updated 01:20 pm EST, Sat March 8, 2014
Remote access tool Dendroid injects malware code into APK files
A HTTP new remote access toolkit (RAT) that is cause for concern has surfaced, according to anti-virus/anti-malware program maker Symantec, which makes turning legitimate Android apps into malware easier than before. The program, Dendroid (tagged as Android.Dendoroid by the security company), offers an easy-to-use commercial solution to inject malicious code for trojan access into APK files for placement on Android marketplaces, bypassing security checks.
The software comes with a list of features packed into a simple PHP panel that includes the ability to call a phone number, record calls, intercept text messages, take and upload photos, and initiate a HTTP flood (DoS) through a command-and-control server over HTTP. PC World has reported that the virtual private servers that run the control panel are hosted offshore. It also comes with a APK binder which was written with help from the author of one of the first RAT programs discovered for Android, AndroRAT. This binder connects Dendroid to the APK, creating a piece of software that appears to be official, but is really compromised.
It is important to note that Dendroid is unable to corrupt applications that have already been installed. Instead, the software banks on the idea of tricking users into downloading an infected application that merely looks official either through places like the Google Play store or external marketplaces. Android is currently the platform of choice for malware, responsible for 99 percent of known threats according to a recent report by Cisco.

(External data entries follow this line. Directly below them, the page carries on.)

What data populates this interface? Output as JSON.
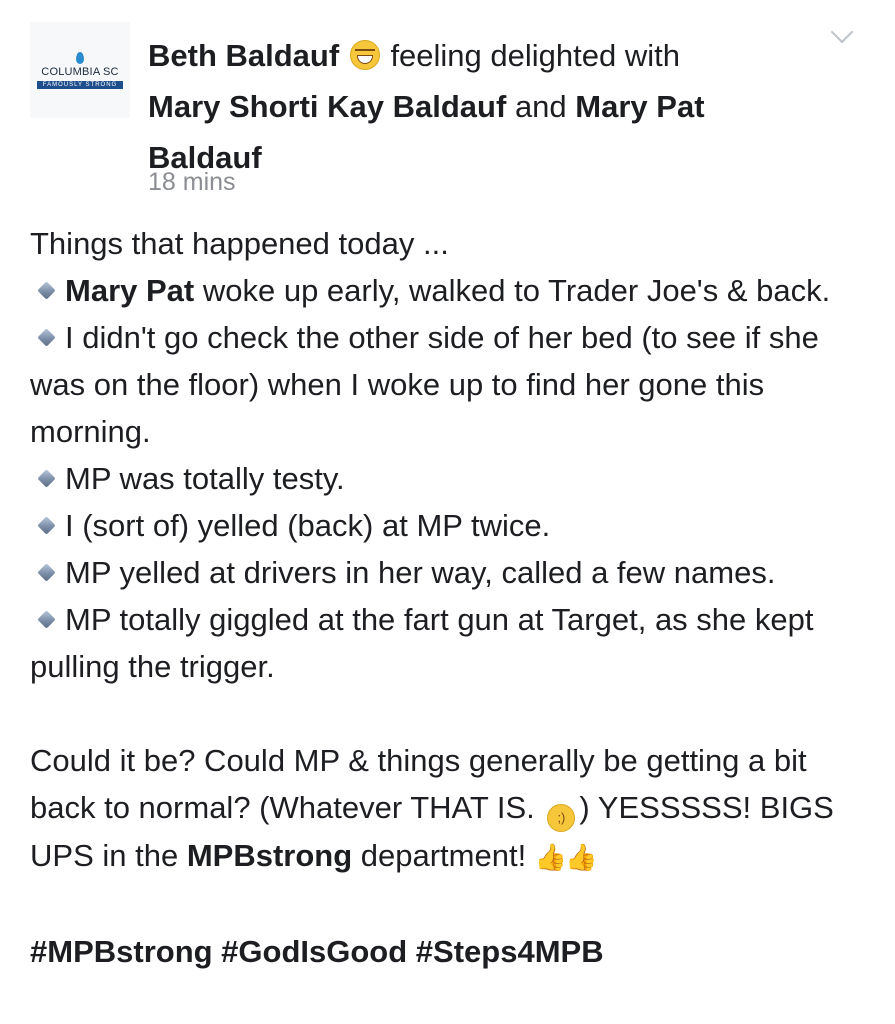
{
  "avatar": {
    "city": "COLUMBIA SC",
    "tagline": "FAMOUSLY STRONG"
  },
  "header": {
    "author": "Beth Baldauf",
    "feeling": "feeling delighted with",
    "tagged1": "Mary Shorti Kay Baldauf",
    "connector": "and",
    "tagged2": "Mary Pat Baldauf",
    "time": "18 mins"
  },
  "post": {
    "intro": "Things that happened today ...",
    "item1_bold": "Mary Pat",
    "item1_rest": " woke up early, walked to Trader Joe's & back.",
    "item2": "I didn't go check the other side of her bed (to see if she was on the floor) when I woke up to find her gone this morning.",
    "item3": "MP was totally testy.",
    "item4": "I (sort of) yelled (back) at MP twice.",
    "item5": "MP yelled at drivers in her way, called a few names.",
    "item6": "MP totally giggled at the fart gun at Target, as she kept pulling the trigger.",
    "para_a": "Could it be? Could MP & things generally be getting a bit back to normal? (Whatever THAT IS. ",
    "para_b": ") YESSSSS! BIGS UPS in the ",
    "para_bold": "MPBstrong",
    "para_c": " department! ",
    "thumbs": "👍👍",
    "hashtags": "#MPBstrong #GodIsGood #Steps4MPB"
  }
}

Perhaps the oddest feature of Dendroid -- besides the fact that it has a $300 price tag that can be paid for with untraceable Bitcoins -- is the 24/7 technical support that the developer "Soccer" offers with the purchase of the "remote administration tool." It also has a sales video that claims the program has the ability to bypass the automated malware scanner for Google Play.
It is recommended that Android users employ anti-virus software on their devices. If the claims of the developer are true, even apps from the Google Play store -- much less any other source -- are not trustworthy at the present time. Google has yet to comment on Dendroid's claims.